Association of Serum C-reactive Protein in Preeclampsia and its Effect on Fetal Birth Weight A Case Control Study
Objective(s): The aim of this study was to evaluate the association of serum C-reactive protein (CRP) in preeclampsia (PE) and its effect on fetal birth weight.
Materials and methods: This case control study was conducted in Chittagong Medical College Hospital, Bangladesh, from July 2013 to June 2014. Study population was pregnant women of third trimester with preeclampsia (case group) and normal blood pressure (control group). The maternal serum C-reactive protein (CRP) levels were measured by immune turbidometric assay between 32 weeks to term. The women were divided into three groups: mild PE, severe PE (according to ACOG criteria) and normal healthy group. The value of CRP and its correlation with birth weight was compared between groups.
Results: One hundred and fifty (150) pregnant women were analyzed. Among them 50 were case and 100 control. There was no difference between age of the patients of both groups. The mean systolic blood pressure was 148.40 ± 12.35 mm Hg in case and 122.15 ± 6.44 mmHg in control group. The mean diastolic blood pressure was 100.00 ± 9.74 mmHg in case and 74.05 ± 5.97 mmHg for the control. The systolic and diastolic blood pressure was significantly higher in preeclamptic group (P < 0.000). C-reactive protein was 10.28 ± 7.25 mg/ mL in mild PE and 10.94 ± 6.32 mg/mL in severe PE and 3.45 ± 1.71 mg/mL in normotensive group, which was significantly higher in case than control group (P = 0.000). Preeclamptic women delivered at a significantly shorter gestational age than normal pregnant women. Mean gestational age during delivery for the case group and control group was 39.02 ± 1.6 and 39.58 ± 0.8 weeks respectively. Mean birth weight in PE (2.52 ± 0.42 kg) was significantly lower than normal pregnancies (2.88 ± 0.29 kg). The sensitivity and specificity of CRP were 68% and 98% respectively. Multiple regression analysis showed that there is a strong association between CRP levels and PE and birth weight.
Conclusion: This small study showed that in case group CRP was raised in 68% cases which is much higher in comparison to healthy control group where CRP was high only in 2% cases.

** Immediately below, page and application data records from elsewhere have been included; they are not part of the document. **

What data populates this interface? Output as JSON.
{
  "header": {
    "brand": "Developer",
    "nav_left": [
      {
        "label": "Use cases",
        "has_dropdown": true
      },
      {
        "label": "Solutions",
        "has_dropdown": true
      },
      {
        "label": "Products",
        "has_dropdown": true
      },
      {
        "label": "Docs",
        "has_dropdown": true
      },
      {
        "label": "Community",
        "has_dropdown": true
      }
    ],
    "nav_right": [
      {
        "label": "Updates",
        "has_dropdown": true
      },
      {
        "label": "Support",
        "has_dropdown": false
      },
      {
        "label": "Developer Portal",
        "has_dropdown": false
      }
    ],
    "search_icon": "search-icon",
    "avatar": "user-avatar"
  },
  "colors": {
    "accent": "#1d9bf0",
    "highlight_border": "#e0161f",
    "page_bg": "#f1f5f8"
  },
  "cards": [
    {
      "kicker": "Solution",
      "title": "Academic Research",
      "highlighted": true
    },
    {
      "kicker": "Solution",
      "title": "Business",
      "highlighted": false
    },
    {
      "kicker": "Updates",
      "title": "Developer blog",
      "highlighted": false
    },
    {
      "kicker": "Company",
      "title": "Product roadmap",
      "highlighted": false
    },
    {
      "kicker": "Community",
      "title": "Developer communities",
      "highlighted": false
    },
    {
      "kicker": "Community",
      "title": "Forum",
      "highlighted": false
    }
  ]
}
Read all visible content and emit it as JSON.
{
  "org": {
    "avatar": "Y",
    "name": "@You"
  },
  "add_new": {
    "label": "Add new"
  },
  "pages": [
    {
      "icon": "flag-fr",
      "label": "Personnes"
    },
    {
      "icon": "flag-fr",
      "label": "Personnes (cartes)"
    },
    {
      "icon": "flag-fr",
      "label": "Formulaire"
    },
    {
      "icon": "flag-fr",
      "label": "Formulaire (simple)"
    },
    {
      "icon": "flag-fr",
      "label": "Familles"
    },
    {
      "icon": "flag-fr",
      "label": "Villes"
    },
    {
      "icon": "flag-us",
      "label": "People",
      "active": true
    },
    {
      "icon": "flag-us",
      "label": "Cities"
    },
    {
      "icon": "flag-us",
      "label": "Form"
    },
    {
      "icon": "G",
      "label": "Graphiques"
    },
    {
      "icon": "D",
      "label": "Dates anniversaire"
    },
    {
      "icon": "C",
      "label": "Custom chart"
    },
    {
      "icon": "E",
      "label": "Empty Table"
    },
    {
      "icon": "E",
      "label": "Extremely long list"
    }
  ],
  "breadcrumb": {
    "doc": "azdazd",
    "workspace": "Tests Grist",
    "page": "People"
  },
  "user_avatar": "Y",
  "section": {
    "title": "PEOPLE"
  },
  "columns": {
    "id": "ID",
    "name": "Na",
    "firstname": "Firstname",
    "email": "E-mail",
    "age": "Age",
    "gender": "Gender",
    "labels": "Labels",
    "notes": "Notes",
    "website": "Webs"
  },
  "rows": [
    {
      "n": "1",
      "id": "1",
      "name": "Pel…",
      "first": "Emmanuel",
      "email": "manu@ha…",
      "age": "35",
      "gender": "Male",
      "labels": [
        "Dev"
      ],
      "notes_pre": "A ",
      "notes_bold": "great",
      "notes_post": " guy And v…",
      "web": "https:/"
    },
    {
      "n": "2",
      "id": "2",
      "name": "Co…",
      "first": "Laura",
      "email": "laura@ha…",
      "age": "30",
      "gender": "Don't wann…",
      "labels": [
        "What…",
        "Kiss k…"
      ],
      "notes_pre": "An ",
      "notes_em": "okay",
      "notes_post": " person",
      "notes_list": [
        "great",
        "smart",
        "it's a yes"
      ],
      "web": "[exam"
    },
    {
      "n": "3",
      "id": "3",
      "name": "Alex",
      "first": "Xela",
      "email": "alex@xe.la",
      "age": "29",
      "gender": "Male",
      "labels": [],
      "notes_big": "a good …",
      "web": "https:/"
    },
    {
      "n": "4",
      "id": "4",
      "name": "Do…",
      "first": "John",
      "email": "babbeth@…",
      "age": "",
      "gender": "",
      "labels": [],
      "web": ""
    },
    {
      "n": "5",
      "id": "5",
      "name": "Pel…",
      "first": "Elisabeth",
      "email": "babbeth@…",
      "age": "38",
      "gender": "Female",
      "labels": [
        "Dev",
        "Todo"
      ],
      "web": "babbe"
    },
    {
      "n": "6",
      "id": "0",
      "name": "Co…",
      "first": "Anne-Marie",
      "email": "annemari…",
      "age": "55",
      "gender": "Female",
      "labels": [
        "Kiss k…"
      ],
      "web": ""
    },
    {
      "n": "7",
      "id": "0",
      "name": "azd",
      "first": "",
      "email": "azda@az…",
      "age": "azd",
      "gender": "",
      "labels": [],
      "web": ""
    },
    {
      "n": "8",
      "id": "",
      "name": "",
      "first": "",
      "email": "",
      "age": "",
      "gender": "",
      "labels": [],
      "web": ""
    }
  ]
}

High CRP has association with low birth weight. Therefore, CRP may be used as cost effective investigation to identify the risk of preeclampsia and its effect on fetal birth weight.
Bangladesh J Obstet Gynaecol, 2016; Vol. 31(2) : 75-80